[MATERIAL PROVIDED]

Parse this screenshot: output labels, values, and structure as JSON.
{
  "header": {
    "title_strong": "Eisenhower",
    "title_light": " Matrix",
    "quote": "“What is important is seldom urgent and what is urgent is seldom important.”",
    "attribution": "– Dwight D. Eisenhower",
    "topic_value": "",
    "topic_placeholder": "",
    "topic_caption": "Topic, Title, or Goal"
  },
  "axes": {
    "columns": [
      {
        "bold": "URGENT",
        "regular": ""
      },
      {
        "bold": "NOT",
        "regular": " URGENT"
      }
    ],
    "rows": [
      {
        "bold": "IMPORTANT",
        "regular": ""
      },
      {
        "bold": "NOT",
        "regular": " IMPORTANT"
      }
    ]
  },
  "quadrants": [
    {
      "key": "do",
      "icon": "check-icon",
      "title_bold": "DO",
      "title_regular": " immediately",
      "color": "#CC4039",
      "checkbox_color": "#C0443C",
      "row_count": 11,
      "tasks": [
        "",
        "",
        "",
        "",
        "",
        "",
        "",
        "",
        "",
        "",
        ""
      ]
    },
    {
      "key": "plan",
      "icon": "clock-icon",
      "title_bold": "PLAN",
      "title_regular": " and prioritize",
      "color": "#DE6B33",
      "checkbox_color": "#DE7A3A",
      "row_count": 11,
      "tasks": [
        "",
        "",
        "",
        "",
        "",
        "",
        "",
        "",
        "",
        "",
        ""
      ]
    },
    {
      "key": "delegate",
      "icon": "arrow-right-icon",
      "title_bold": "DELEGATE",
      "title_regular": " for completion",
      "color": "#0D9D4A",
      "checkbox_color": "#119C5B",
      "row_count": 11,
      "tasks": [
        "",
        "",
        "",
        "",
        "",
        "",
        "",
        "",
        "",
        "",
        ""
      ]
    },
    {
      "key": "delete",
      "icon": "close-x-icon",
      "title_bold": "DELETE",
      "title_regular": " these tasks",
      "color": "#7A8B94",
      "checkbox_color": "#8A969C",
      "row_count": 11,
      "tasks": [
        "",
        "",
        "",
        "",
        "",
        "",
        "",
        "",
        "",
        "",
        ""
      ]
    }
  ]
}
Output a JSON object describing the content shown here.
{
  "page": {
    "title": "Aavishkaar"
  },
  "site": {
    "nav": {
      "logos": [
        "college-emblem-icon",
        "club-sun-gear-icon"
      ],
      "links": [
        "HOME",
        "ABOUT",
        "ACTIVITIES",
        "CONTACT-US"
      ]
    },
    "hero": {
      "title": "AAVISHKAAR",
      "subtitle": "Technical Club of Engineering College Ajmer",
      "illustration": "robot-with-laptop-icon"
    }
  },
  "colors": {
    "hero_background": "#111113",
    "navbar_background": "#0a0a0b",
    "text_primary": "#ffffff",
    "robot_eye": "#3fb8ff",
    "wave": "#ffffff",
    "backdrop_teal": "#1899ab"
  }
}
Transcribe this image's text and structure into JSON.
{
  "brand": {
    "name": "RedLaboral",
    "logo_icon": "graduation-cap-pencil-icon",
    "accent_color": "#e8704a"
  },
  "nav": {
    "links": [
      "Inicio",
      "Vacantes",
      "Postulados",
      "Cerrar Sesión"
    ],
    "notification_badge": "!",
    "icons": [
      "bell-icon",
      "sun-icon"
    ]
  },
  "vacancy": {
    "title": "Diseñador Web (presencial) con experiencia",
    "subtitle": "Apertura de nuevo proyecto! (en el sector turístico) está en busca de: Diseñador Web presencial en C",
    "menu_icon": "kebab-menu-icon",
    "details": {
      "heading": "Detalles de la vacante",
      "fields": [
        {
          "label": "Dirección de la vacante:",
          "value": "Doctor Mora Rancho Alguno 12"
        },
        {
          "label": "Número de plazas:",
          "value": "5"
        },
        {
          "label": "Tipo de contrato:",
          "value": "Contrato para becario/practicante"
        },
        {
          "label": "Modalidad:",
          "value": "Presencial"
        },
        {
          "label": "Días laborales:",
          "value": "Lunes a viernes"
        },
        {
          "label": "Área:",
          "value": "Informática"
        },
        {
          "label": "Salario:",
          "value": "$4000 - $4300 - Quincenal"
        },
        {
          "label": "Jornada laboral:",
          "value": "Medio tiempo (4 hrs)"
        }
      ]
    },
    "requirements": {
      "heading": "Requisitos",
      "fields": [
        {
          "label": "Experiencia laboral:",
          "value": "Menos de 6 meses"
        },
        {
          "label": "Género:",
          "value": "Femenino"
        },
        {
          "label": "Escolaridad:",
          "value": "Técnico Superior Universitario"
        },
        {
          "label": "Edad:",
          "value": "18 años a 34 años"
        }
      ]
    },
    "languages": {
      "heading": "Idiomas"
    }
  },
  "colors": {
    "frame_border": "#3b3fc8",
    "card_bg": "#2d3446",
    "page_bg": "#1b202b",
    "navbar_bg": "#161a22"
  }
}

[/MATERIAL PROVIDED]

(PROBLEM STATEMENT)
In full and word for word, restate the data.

(THE COMPLETED TASK)
Parse this screenshot: output labels, values, and structure as JSON.
{
  "header": {
    "title_strong": "Eisenhower",
    "title_light": " Matrix",
    "quote": "“What is important is seldom urgent and what is urgent is seldom important.”",
    "attribution": "– Dwight D. Eisenhower",
    "topic_value": "",
    "topic_placeholder": "",
    "topic_caption": "Topic, Title, or Goal"
  },
  "axes": {
    "columns": [
      {
        "bold": "URGENT",
        "regular": ""
      },
      {
        "bold": "NOT",
        "regular": " URGENT"
      }
    ],
    "rows": [
      {
        "bold": "IMPORTANT",
        "regular": ""
      },
      {
        "bold": "NOT",
        "regular": " IMPORTANT"
      }
    ]
  },
  "quadrants": [
    {
      "key": "do",
      "icon": "check-icon",
      "title_bold": "DO",
      "title_regular": " immediately",
      "color": "#CC4039",
      "checkbox_color": "#C0443C",
      "row_count": 11,
      "tasks": [
        "",
        "",
        "",
        "",
        "",
        "",
        "",
        "",
        "",
        "",
        ""
      ]
    },
    {
      "key": "plan",
      "icon": "clock-icon",
      "title_bold": "PLAN",
      "title_regular": " and prioritize",
      "color": "#DE6B33",
      "checkbox_color": "#DE7A3A",
      "row_count": 11,
      "tasks": [
        "",
        "",
        "",
        "",
        "",
        "",
        "",
        "",
        "",
        "",
        ""
      ]
    },
    {
      "key": "delegate",
      "icon": "arrow-right-icon",
      "title_bold": "DELEGATE",
      "title_regular": " for completion",
      "color": "#0D9D4A",
      "checkbox_color": "#119C5B",
      "row_count": 11,
      "tasks": [
        "",
        "",
        "",
        "",
        "",
        "",
        "",
        "",
        "",
        "",
        ""
      ]
    },
    {
      "key": "delete",
      "icon": "close-x-icon",
      "title_bold": "DELETE",
      "title_regular": " these tasks",
      "color": "#7A8B94",
      "checkbox_color": "#8A969C",
      "row_count": 11,
      "tasks": [
        "",
        "",
        "",
        "",
        "",
        "",
        "",
        "",
        "",
        "",
        ""
      ]
    }
  ]
}
Output a JSON object describing the content shown here.
{
  "page": {
    "title": "Aavishkaar"
  },
  "site": {
    "nav": {
      "logos": [
        "college-emblem-icon",
        "club-sun-gear-icon"
      ],
      "links": [
        "HOME",
        "ABOUT",
        "ACTIVITIES",
        "CONTACT-US"
      ]
    },
    "hero": {
      "title": "AAVISHKAAR",
      "subtitle": "Technical Club of Engineering College Ajmer",
      "illustration": "robot-with-laptop-icon"
    }
  },
  "colors": {
    "hero_background": "#111113",
    "navbar_background": "#0a0a0b",
    "text_primary": "#ffffff",
    "robot_eye": "#3fb8ff",
    "wave": "#ffffff",
    "backdrop_teal": "#1899ab"
  }
}
Transcribe this image's text and structure into JSON.
{
  "brand": {
    "name": "RedLaboral",
    "logo_icon": "graduation-cap-pencil-icon",
    "accent_color": "#e8704a"
  },
  "nav": {
    "links": [
      "Inicio",
      "Vacantes",
      "Postulados",
      "Cerrar Sesión"
    ],
    "notification_badge": "!",
    "icons": [
      "bell-icon",
      "sun-icon"
    ]
  },
  "vacancy": {
    "title": "Diseñador Web (presencial) con experiencia",
    "subtitle": "Apertura de nuevo proyecto! (en el sector turístico) está en busca de: Diseñador Web presencial en C",
    "menu_icon": "kebab-menu-icon",
    "details": {
      "heading": "Detalles de la vacante",
      "fields": [
        {
          "label": "Dirección de la vacante:",
          "value": "Doctor Mora Rancho Alguno 12"
        },
        {
          "label": "Número de plazas:",
          "value": "5"
        },
        {
          "label": "Tipo de contrato:",
          "value": "Contrato para becario/practicante"
        },
        {
          "label": "Modalidad:",
          "value": "Presencial"
        },
        {
          "label": "Días laborales:",
          "value": "Lunes a viernes"
        },
        {
          "label": "Área:",
          "value": "Informática"
        },
        {
          "label": "Salario:",
          "value": "$4000 - $4300 - Quincenal"
        },
        {
          "label": "Jornada laboral:",
          "value": "Medio tiempo (4 hrs)"
        }
      ]
    },
    "requirements": {
      "heading": "Requisitos",
      "fields": [
        {
          "label": "Experiencia laboral:",
          "value": "Menos de 6 meses"
        },
        {
          "label": "Género:",
          "value": "Femenino"
        },
        {
          "label": "Escolaridad:",
          "value": "Técnico Superior Universitario"
        },
        {
          "label": "Edad:",
          "value": "18 años a 34 años"
        }
      ]
    },
    "languages": {
      "heading": "Idiomas"
    }
  },
  "colors": {
    "frame_border": "#3b3fc8",
    "card_bg": "#2d3446",
    "page_bg": "#1b202b",
    "navbar_bg": "#161a22"
  }
}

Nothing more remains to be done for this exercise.